GLUSKABE: Skunk! What were you thinking?! You nearly threw the world into nighttime forever!!
NARRATOR: At the sound of Gluskabe’s deep voice, Skunk’s eyes snapped open.
SKUNK: Gluskabe! What are you doing here? And why is it so light outside? I thought that when I tied up Day Eagle, I — Oops.
GLUSKABE: So you did do it, you little rascal!
NARRATOR: All at once, Gluskabe grabbed a handful of ashes from the fire and smeared them across Skunk’s face and back.
SKUNK: My fur! My beautiful white fur!
GLUSKABE: From now on, just one glance at you and everyone will remember your mischief, my friend. And as for that sweet smell of yours...
NARRATOR: Gluskabe breathed in some of the fire’s smoke... then blew it all over Skunk’s body.
GLUSKABE: From now on you will smell of rotten eggs and rancid garlic! People will see you and run away, for fear of getting your stink!
NARRATOR: But Gluskabe!
GLUSKABE: No “buts!” However... since you did want to bring on never-ending darkness, from now on you will only come out at night. No one will see you during the day. Of course, given your smell, I doubt they’ll want to see you, anyway!
NARRATOR: Skunk hung his streaked head. All he had wanted was to be admired and adored. Instead now he had a striped body, a nocturnal sleep cycle, and a smell so strong, it would send anyone running… and so it is to this day.
Now to be fair, Skunk only sprays his spray when he feels threatened, or in danger.
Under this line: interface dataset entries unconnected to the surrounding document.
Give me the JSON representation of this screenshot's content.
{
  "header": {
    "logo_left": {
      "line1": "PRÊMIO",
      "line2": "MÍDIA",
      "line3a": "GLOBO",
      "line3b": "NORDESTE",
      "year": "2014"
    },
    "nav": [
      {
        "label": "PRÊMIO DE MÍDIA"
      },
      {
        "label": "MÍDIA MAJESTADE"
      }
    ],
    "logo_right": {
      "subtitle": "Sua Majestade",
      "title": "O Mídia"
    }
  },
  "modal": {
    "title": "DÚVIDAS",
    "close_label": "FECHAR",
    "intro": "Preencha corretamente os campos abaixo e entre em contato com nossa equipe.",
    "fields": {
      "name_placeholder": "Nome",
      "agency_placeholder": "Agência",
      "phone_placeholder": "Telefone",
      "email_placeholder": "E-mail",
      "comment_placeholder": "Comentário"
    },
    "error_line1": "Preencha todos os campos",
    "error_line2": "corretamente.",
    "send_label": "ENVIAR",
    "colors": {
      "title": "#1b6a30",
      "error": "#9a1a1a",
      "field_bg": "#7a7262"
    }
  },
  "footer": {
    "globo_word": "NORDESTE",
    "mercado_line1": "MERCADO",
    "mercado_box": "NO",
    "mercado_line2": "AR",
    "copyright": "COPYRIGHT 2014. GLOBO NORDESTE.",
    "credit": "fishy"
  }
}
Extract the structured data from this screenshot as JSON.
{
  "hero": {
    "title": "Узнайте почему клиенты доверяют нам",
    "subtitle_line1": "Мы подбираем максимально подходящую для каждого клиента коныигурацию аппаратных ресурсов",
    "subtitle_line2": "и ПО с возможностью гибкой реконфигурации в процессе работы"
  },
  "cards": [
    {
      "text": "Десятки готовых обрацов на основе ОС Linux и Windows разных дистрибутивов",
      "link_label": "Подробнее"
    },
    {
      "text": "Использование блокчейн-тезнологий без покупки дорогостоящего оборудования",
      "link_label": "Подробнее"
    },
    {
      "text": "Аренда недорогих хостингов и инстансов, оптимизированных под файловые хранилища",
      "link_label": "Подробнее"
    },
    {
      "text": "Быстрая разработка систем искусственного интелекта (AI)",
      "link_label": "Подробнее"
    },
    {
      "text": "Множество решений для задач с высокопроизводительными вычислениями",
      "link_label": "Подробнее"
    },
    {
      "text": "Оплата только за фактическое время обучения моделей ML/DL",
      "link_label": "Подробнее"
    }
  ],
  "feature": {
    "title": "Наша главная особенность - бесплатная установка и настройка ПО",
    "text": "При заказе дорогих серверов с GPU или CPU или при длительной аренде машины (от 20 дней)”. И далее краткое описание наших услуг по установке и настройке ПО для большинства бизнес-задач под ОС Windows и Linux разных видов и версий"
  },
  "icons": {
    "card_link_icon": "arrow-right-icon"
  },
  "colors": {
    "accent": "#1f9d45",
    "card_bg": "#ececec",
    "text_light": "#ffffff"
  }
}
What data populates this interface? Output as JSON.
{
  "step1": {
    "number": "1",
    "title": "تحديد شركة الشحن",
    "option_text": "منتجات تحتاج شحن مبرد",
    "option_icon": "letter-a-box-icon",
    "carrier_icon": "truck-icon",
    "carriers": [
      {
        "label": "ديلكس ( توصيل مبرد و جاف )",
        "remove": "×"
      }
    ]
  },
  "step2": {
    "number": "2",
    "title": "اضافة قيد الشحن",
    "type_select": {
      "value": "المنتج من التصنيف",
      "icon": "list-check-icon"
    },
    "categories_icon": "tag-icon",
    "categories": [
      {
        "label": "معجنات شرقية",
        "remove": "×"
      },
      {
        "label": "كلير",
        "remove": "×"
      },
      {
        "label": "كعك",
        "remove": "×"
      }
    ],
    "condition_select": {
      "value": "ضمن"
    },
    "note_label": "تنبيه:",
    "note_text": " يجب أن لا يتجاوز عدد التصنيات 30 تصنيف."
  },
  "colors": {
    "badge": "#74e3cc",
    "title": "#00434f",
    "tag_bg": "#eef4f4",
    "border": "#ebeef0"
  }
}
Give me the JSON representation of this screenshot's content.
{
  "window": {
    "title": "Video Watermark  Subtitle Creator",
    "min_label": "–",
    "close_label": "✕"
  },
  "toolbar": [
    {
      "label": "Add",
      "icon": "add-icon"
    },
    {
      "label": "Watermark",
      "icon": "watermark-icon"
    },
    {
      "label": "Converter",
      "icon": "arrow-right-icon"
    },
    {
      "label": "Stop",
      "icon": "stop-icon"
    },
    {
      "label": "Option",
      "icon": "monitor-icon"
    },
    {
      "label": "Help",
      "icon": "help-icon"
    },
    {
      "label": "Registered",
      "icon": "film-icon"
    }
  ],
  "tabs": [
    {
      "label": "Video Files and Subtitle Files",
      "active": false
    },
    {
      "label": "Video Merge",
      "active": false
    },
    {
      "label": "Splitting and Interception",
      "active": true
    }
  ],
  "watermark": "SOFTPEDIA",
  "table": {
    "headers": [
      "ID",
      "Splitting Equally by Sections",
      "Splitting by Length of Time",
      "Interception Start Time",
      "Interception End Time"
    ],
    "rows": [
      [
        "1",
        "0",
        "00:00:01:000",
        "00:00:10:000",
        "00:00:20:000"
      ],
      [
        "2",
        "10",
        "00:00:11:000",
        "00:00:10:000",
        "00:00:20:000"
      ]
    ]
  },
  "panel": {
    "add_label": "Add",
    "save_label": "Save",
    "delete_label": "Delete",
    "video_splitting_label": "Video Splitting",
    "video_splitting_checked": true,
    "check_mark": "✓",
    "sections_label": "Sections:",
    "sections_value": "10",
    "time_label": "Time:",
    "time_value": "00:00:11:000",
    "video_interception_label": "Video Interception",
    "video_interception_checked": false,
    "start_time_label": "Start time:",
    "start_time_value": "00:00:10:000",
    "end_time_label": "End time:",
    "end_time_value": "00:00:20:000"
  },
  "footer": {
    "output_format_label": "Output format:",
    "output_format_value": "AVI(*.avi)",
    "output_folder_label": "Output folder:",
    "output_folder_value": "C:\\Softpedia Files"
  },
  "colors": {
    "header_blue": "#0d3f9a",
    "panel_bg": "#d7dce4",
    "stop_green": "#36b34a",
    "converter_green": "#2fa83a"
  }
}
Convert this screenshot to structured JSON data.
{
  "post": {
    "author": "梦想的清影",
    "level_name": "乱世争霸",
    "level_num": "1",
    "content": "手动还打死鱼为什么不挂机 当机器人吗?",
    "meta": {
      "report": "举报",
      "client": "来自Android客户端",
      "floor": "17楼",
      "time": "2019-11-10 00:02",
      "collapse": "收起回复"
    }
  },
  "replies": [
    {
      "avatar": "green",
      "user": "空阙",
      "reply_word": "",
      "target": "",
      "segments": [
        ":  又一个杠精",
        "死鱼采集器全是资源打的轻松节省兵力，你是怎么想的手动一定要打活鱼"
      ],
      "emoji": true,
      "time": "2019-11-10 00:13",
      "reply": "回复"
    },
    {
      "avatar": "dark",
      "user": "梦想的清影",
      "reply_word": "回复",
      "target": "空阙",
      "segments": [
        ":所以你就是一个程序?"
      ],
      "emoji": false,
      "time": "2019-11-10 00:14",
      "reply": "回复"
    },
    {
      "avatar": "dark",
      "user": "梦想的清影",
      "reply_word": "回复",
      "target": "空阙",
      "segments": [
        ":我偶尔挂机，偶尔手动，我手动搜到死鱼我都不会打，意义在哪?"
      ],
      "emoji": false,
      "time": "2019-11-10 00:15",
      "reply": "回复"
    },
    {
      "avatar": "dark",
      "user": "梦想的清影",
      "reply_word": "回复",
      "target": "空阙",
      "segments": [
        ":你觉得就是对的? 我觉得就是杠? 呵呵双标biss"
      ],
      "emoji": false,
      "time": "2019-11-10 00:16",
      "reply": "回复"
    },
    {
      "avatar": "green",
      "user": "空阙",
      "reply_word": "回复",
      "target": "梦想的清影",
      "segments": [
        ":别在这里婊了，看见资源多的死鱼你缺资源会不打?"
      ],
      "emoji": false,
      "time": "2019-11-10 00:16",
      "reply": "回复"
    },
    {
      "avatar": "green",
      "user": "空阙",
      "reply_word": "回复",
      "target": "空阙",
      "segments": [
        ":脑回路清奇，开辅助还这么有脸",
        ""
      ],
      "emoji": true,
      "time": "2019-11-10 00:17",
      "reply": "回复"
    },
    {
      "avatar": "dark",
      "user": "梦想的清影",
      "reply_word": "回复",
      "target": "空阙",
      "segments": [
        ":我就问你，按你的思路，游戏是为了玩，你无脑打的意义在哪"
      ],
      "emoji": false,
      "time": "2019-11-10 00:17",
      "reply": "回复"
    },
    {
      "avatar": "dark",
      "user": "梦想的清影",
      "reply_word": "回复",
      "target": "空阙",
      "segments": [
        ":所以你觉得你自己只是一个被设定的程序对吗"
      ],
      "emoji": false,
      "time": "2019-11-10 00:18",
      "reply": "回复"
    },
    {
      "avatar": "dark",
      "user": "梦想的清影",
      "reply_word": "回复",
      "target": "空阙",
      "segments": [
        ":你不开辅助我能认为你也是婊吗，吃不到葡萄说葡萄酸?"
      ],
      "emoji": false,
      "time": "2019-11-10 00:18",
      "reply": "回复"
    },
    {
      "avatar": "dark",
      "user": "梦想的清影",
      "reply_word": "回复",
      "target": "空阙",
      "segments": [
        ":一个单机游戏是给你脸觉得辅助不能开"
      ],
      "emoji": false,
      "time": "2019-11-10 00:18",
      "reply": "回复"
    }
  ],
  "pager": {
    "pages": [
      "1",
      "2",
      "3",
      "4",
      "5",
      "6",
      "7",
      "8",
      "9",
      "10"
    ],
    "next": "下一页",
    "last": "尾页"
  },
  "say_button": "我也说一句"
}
But, word to the wise? Unless you’re a big fan of rotten eggs or rancid garlic… I wouldn’t get too close.